----- Dataset records
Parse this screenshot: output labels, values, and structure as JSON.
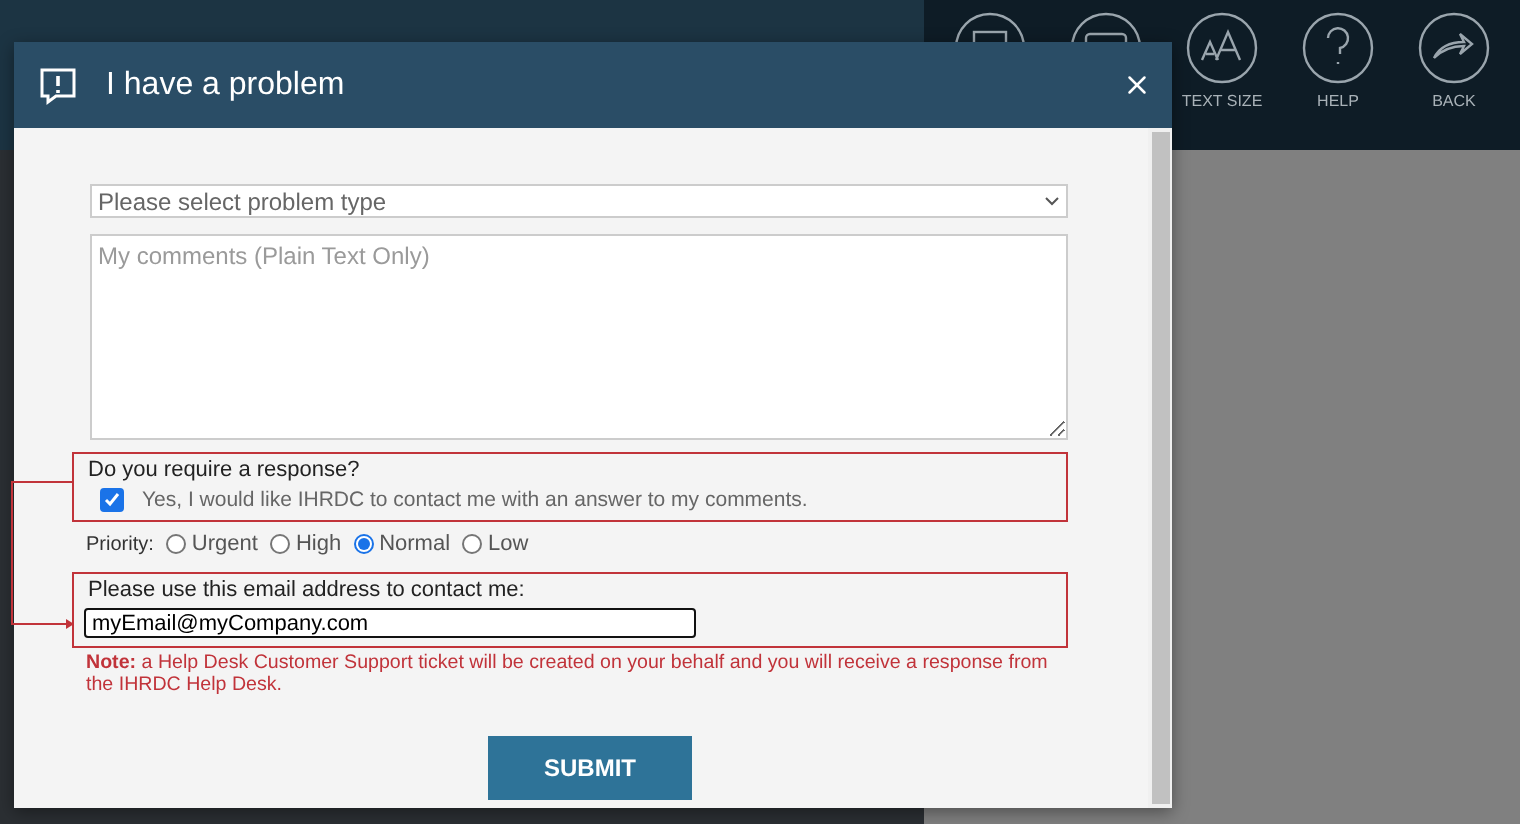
{
  "toolbar": [
    {
      "kind": "calendar"
    },
    {
      "kind": "chat"
    },
    {
      "kind": "text-size",
      "label": "TEXT SIZE"
    },
    {
      "kind": "help",
      "label": "HELP"
    },
    {
      "kind": "back",
      "label": "BACK"
    }
  ],
  "dialog": {
    "title": "I have a problem",
    "problem_type": {
      "placeholder": "Please select problem type"
    },
    "comments": {
      "placeholder": "My comments (Plain Text Only)"
    },
    "response": {
      "question": "Do you require a response?",
      "checkbox_label": "Yes, I would like IHRDC to contact me with an answer to my comments.",
      "checked": true
    },
    "priority": {
      "label": "Priority:",
      "options": [
        {
          "label": "Urgent",
          "selected": false
        },
        {
          "label": "High",
          "selected": false
        },
        {
          "label": "Normal",
          "selected": true
        },
        {
          "label": "Low",
          "selected": false
        }
      ]
    },
    "email": {
      "label": "Please use this email address to contact me:",
      "value": "myEmail@myCompany.com"
    },
    "note": "**Note:** a Help Desk Customer Support ticket will be created on your behalf and you will receive a response from the IHRDC Help Desk.",
    "submit": "SUBMIT"
  }
}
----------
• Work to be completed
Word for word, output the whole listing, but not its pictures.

• Exercise response
Parse this screenshot: output labels, values, and structure as JSON.
{
  "toolbar": [
    {
      "kind": "calendar"
    },
    {
      "kind": "chat"
    },
    {
      "kind": "text-size",
      "label": "TEXT SIZE"
    },
    {
      "kind": "help",
      "label": "HELP"
    },
    {
      "kind": "back",
      "label": "BACK"
    }
  ],
  "dialog": {
    "title": "I have a problem",
    "problem_type": {
      "placeholder": "Please select problem type"
    },
    "comments": {
      "placeholder": "My comments (Plain Text Only)"
    },
    "response": {
      "question": "Do you require a response?",
      "checkbox_label": "Yes, I would like IHRDC to contact me with an answer to my comments.",
      "checked": true
    },
    "priority": {
      "label": "Priority:",
      "options": [
        {
          "label": "Urgent",
          "selected": false
        },
        {
          "label": "High",
          "selected": false
        },
        {
          "label": "Normal",
          "selected": true
        },
        {
          "label": "Low",
          "selected": false
        }
      ]
    },
    "email": {
      "label": "Please use this email address to contact me:",
      "value": "myEmail@myCompany.com"
    },
    "note": "**Note:** a Help Desk Customer Support ticket will be created on your behalf and you will receive a response from the IHRDC Help Desk.",
    "submit": "SUBMIT"
  }
}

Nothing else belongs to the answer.